- What do you do in addition to teaching?
- What do you like best about your job?
- Did you always want to be in this career/position?
- What general advice would you give college students?
- What are your expectations for students in your classroom?
- What are the most common mistakes that students make?
- What non-academic skill do you think is the most important for college students?
- How can college students develop this skill at Clemson University?
- As a college student, what element of professionalism did you struggle with the most?
- He is a grad student, so he is working and reading a lot to complete his assignments.
- He likes working with and connecting with kids, as well as helping people understand other people. He feels as though it gives him a sense of purpose as well as satisfaction.
- He originally wanted to be a history teacher but couldn't finish one of the requirements so became and English teacher with a history minor. He's found that he truly enjoys helping students improve their writing and comprehension skills.
- The advise he gives to college students is that there is more than one "knowledge" and that you have to listen to understand another persons "knowledge."
- He wants for everyone in his class to get an A, but he also wants us to learn how to think for ourselves and work for what we want.
- He believes that one of the greatest mistakes that college kids make is not adapting to the situation and not paying attention - either to their surroundings or in class.
- The life-skill that he believes is most important is time management and learning to prioritize what you need to do and what you need to let go.
- College students have numerous opportunities to do improve said skills with the assignments they are give and sacrificing time to socialize to do them. He believes that being at a university where you are living in your 'workplace' allows you to develop that skill further.
- He said that when he was in school something that he struggled with the most was making the right academic decisions, like going to class when he didn't want to. It is something that he see's frequently in other students as well, and tries to encourage them to instead make proper academic choices.
For my interview with my instructor, I actually had a Skype interview with my English 1030 professor. I chose him as my interviewee because I felt like out of all my professors he was the one who I believed would have the most to say on the subjects the questions were based on. He always expounds upon a lot of things in class and so I imagined that he would likely have a lot to say on the questions I was asking. And in that respect he was both predictable and surprising. Predicable, because like I thought, with some of the questions he was rather long winded and repetitive. However, he surprised me because he actually took a rather long while trying come up with the answers, even to the point where some of his answer was actually rather concise.

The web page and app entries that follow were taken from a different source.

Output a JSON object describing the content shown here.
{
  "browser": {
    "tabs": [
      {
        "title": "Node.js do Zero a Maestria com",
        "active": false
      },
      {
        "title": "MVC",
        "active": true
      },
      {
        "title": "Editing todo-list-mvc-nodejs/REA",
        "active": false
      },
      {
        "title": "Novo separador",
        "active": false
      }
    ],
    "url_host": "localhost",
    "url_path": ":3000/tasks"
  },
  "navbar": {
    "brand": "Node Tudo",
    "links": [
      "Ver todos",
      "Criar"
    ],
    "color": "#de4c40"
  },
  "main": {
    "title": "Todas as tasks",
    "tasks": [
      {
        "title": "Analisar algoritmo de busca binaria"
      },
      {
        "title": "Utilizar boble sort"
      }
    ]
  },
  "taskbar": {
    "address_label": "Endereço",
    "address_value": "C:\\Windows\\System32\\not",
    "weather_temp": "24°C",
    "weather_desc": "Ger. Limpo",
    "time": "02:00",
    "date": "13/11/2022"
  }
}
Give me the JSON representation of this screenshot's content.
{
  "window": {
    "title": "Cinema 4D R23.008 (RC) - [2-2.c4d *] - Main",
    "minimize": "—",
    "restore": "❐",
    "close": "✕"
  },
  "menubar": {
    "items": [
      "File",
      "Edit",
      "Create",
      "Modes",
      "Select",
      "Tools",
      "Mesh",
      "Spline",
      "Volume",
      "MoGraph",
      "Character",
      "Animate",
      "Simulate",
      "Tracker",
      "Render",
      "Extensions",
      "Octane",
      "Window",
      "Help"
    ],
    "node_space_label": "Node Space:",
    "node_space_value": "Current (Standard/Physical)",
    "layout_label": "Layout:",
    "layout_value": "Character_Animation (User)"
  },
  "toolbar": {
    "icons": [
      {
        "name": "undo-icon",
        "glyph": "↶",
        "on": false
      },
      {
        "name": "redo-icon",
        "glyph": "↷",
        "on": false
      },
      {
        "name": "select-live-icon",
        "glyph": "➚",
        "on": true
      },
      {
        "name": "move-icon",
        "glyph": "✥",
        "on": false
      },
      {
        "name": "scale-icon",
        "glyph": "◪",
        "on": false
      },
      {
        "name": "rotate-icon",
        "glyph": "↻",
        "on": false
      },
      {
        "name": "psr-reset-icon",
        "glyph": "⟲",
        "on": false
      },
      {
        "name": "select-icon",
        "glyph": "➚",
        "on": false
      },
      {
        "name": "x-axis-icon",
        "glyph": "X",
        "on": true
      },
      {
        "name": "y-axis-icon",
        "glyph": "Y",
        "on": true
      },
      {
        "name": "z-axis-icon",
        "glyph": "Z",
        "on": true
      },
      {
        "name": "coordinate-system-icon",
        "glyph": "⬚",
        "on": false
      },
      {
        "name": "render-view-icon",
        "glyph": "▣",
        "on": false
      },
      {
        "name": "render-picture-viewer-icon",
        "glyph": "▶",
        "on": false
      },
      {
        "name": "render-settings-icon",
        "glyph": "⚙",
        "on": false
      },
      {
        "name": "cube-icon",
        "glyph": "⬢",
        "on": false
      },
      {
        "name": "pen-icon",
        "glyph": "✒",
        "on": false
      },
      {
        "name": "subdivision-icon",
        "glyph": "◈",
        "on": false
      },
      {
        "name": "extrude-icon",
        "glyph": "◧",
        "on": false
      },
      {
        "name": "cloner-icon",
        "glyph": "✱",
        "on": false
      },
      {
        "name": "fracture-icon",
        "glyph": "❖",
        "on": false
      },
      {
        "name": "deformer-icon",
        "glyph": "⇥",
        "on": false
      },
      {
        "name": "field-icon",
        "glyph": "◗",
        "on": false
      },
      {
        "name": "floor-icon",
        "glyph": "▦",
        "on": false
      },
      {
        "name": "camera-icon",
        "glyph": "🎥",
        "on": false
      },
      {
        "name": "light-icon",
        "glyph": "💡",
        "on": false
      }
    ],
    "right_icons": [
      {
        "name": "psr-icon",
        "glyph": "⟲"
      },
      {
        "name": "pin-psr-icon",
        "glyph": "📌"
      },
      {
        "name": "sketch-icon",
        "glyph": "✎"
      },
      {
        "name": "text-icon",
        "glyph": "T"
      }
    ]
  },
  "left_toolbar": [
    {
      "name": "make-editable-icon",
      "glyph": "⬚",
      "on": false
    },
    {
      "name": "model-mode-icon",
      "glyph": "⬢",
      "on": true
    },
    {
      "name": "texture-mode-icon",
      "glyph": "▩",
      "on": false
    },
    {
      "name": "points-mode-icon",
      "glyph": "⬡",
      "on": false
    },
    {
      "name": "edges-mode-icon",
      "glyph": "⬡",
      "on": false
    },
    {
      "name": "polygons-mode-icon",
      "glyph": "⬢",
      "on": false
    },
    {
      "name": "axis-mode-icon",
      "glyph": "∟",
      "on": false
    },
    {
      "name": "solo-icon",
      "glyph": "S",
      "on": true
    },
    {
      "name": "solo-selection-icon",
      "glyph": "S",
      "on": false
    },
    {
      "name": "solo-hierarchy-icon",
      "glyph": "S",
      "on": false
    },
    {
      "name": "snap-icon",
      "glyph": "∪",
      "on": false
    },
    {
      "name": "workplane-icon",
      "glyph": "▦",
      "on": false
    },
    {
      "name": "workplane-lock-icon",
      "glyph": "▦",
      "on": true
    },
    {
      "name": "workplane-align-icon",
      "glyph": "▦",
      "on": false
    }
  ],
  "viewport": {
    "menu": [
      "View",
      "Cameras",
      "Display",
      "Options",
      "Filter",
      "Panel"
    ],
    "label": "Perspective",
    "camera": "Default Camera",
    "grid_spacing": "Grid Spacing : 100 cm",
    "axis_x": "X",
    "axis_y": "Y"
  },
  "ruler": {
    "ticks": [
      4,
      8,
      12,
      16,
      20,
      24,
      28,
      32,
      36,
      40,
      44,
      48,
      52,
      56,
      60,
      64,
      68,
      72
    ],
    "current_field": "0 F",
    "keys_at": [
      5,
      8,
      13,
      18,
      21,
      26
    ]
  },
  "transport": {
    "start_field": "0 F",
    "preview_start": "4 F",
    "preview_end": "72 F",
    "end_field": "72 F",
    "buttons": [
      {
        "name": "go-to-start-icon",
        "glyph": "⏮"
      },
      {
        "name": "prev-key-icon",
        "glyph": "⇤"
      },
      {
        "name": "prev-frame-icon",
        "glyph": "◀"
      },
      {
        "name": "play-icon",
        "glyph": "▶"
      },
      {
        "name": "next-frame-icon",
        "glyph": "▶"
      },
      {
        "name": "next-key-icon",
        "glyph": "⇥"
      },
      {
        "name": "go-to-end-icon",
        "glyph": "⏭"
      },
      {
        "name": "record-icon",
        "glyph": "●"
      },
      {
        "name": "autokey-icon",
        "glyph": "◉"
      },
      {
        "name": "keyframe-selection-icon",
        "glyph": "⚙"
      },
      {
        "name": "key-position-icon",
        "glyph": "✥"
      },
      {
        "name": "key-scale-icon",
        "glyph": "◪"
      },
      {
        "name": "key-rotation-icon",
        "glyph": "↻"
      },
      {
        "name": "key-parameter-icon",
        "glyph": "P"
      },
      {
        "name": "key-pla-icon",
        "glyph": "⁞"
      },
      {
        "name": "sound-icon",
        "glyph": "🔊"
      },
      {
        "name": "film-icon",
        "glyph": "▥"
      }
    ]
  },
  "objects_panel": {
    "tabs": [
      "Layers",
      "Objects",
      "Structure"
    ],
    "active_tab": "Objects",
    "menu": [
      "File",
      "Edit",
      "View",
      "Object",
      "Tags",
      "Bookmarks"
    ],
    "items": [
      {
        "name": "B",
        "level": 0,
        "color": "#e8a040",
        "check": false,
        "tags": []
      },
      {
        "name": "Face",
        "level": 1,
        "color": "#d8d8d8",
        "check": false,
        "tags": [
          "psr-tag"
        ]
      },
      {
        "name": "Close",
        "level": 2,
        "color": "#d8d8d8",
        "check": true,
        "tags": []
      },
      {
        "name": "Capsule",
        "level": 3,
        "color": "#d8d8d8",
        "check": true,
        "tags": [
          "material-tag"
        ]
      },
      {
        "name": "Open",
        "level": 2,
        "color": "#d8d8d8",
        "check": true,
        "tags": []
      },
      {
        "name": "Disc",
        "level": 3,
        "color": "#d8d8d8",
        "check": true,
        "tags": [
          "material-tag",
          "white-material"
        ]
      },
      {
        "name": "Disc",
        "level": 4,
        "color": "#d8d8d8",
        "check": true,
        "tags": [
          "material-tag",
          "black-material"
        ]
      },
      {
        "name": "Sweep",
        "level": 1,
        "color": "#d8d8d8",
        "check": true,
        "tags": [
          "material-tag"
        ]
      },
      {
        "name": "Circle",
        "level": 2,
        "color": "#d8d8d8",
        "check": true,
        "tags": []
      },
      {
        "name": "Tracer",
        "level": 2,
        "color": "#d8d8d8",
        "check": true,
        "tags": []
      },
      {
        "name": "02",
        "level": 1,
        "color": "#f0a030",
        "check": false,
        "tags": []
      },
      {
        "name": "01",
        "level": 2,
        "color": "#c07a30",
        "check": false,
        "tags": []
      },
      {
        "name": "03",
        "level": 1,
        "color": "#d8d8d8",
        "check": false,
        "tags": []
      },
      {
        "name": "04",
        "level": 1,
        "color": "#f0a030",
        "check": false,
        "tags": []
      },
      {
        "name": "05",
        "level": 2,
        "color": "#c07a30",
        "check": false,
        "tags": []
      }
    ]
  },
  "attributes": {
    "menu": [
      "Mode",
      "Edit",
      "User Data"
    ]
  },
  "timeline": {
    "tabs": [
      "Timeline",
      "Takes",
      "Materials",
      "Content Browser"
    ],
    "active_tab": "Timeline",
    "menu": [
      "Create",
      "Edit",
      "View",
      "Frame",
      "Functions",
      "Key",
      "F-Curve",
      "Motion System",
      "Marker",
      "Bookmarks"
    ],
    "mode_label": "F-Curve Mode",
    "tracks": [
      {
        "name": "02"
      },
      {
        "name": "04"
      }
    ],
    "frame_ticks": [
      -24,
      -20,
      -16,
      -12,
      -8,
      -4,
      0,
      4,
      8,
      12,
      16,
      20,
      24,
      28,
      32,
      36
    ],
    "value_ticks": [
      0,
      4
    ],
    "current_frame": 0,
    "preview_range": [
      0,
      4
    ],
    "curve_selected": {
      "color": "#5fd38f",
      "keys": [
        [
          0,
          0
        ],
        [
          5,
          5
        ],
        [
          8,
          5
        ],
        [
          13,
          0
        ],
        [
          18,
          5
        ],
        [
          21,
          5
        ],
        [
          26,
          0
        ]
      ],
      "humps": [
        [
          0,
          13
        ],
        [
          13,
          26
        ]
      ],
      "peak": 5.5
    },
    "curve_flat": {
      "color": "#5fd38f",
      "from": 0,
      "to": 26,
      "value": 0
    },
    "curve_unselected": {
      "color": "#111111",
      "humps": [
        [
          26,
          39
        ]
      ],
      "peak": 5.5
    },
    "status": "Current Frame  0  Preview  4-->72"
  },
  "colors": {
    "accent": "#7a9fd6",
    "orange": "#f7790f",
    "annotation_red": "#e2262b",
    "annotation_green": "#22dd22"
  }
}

I feel like my interview was a bit different from most others, because mine was Skype call. Where most others likely met their instructor still on the campus and therefore still in a somewhat formal setting, my interview was rather informal due to its online nature. But I think it was because of this informal nature that I got to know my professor better, he actually showed me around his office and pictures of his kids and wife. I got to learn a bit more about his life outside of Clemson and teaching. Also some of his responses about his time in college – like his attendance, or lack thereof – reminded me that my professor and basically every staff member at Clemson University has been where I have. They have had to go through some of the same classes and same adjustment struggles – maybe even more so, and it is because of this experience that many of them do want to see us succeed and will do everything in their power to do so - even though they might not give us the answers straight up.